PHOENIX (Reuters) - An Arizona inmate took almost two hours to die by lethal injection on Wednesday and his lawyers said he “gasped and snorted” before succumbing in the latest botched execution to raise questions about the death penalty in the United States.
The execution of convicted double murderer Joseph Wood began at 1:52 p.m. at a state prison complex, and the 55-year-old was pronounced dead just shy of two hours later at 3:49 p.m., the Arizona attorney general’s office said.
During that time, his lawyers filed an unsuccessful emergency appeal to multiple federal courts that sought to have the execution halted and their client given life-saving medical treatment.
The appeal, which said the procedure violated his constitutional right to be executed without suffering cruel and unusual punishment, was denied by Justice Anthony Kennedy of the U.S. Supreme Court.
“He gasped and struggled to breathe for about an hour and 40 minutes,” said one of Wood’s attorneys, Dale Baich.
“Arizona appears to have joined several other states who have been responsible for an entirely preventable horror: a bungled execution.

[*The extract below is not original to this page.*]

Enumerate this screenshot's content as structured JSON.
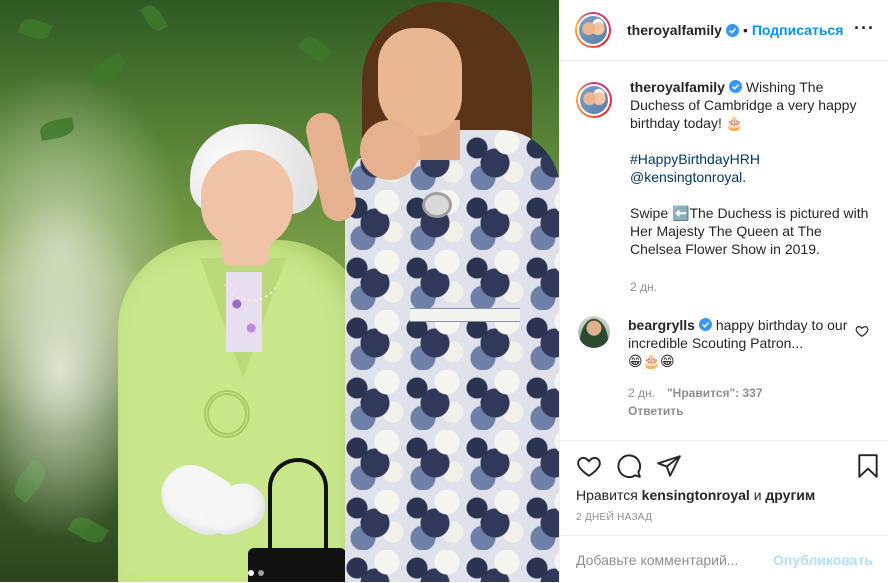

The public should hold its officials responsible.”
Arizona Governor Jan Brewer expressed concern over how long the procedure took and ordered the state’s Department of Corrections to conduct a full review, but said justice had been done and that the execution was lawful.
“One thing is certain, however, inmate Wood died in a lawful manner and by eyewitness and medical accounts he did not suffer,” the Republican governor said in a statement.
“This is in stark comparison to the gruesome, vicious suffering that he inflicted on his two victims, and the lifetime of suffering he has caused their family.”
An Arizona Republic journalist who witnessed the execution said he counted the inmate gasping for breath about 660 times.
“I just know it was not efficient,” said the reporter, Michael Kiefer. “It took a long time.”
Charles Ryan, director of Arizona’s Department of Corrections, said protocol was followed and that the execution was monitored by a team of licensed medical professionals.
He said Wood was “fully and deeply sedated” five minutes after the drugs began to be administered, and that the medical team reaffirmed that he remained deeply sedated seven more times before he was pronounced dead.
Ryan said in a statement that apart from snoring, Wood “did not grimace or make any further movement.”
The Pima County Medical Examiner will conduct an independent autopsy, he said, and a toxicology study was requested too.
Wood had been one of six death row prisoners who sued Arizona last month arguing that secrecy surrounding the drugs used in other botched executions in Ohio and Oklahoma violated their rights.
But he exhausted his appeals on Wednesday when the Arizona Supreme Court lifted a hold after reviewing a last-minute appeal that involved demands for more information about the lethal drug cocktail to be used in the execution.
Wood’s lawyers had also wanted to know the qualifications of the medical staff conducting the execution.
Anti-death penalty campaigners expressed horror over the drawn-out death. Cassandra Stubbs, director of the American Civil Liberties Union’s Capital Punishment Project, said Arizona had broken constitutional rights, and the bounds of basic decency.
“It’s time for Arizona and the other states still using lethal injection to admit that this experiment with unreliable drugs is a failure,” she said in a statement.
Diann Rust-Tierney, executive director of the National Coalition to Abolish the Death Penalty, said Wood’s execution had been shocking, cruel and entirely predictable.
“Americans have had enough of the barbarism,” she said.
In January, convicted rapist and murderer Dennis McGuire was put to death in Ohio using a sedative-painkiller mix of midazolam and hydromorphone, the first such combination administered for a lethal injection in the United States. The execution took about 25 minutes to complete, with McGuire reportedly convulsing and gasping for breath.
In Oklahoma in April, convicted killer Clayton Lockett writhed in pain and a needle became dislodged during his lethal injection at a state prison. The execution was halted, but Lockett died about 30 minutes later of a heart attack.
Writing by Daniel Wallis; Editing by Cynthia Johnston, Eric Walsh, Robert Birsel